### DATA EXCERPTS
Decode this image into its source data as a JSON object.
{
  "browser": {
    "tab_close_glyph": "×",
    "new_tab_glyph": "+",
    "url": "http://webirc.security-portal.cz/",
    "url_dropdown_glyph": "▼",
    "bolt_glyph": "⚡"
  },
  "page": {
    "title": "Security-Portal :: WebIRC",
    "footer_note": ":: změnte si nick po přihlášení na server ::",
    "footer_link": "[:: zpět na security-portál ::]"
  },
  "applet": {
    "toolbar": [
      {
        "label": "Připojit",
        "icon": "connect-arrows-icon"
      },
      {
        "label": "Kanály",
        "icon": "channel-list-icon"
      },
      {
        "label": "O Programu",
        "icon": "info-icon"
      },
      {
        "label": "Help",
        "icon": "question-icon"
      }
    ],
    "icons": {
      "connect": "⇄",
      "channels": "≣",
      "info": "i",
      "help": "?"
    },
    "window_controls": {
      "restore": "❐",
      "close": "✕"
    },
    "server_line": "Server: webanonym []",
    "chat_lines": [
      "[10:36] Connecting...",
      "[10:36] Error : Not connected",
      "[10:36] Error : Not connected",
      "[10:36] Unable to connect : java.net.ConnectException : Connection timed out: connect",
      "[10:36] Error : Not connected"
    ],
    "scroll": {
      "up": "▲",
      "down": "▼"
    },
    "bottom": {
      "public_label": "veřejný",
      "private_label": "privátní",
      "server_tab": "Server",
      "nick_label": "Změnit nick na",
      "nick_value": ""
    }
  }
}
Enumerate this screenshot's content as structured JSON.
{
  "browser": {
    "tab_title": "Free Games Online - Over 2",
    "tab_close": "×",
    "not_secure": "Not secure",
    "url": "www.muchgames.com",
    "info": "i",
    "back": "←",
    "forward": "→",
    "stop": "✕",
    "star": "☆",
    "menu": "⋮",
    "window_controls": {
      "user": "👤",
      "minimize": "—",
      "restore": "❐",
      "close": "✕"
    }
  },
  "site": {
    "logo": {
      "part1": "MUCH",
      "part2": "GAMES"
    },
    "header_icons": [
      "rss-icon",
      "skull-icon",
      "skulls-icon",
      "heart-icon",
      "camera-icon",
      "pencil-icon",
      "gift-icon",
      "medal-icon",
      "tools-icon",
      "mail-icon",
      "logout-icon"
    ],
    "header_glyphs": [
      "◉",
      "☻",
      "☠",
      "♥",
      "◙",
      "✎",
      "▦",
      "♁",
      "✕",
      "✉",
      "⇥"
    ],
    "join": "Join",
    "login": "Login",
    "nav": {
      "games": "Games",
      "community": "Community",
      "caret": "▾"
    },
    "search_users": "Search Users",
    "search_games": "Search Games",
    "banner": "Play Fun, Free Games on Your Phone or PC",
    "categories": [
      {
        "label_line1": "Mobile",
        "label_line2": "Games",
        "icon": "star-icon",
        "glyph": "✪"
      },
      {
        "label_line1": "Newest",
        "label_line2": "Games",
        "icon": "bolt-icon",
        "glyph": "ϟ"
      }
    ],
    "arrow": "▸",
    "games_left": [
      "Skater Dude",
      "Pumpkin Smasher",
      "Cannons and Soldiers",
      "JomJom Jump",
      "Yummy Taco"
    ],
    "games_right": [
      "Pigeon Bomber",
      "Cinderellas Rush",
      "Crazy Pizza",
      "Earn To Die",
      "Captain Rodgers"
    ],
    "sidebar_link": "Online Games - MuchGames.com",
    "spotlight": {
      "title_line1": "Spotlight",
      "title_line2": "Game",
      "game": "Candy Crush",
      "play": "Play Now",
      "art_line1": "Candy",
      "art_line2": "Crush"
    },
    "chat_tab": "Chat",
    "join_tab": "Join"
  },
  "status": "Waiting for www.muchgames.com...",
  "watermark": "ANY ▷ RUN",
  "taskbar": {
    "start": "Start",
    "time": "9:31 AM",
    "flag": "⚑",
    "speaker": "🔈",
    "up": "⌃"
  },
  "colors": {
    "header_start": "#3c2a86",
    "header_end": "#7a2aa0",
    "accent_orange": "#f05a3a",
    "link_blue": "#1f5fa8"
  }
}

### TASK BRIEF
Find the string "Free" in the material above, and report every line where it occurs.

### WRITTEN SOLUTION
    "tab_title": "Free Games Online - Over 2",
    "banner": "Play Fun, Free Games on Your Phone or PC",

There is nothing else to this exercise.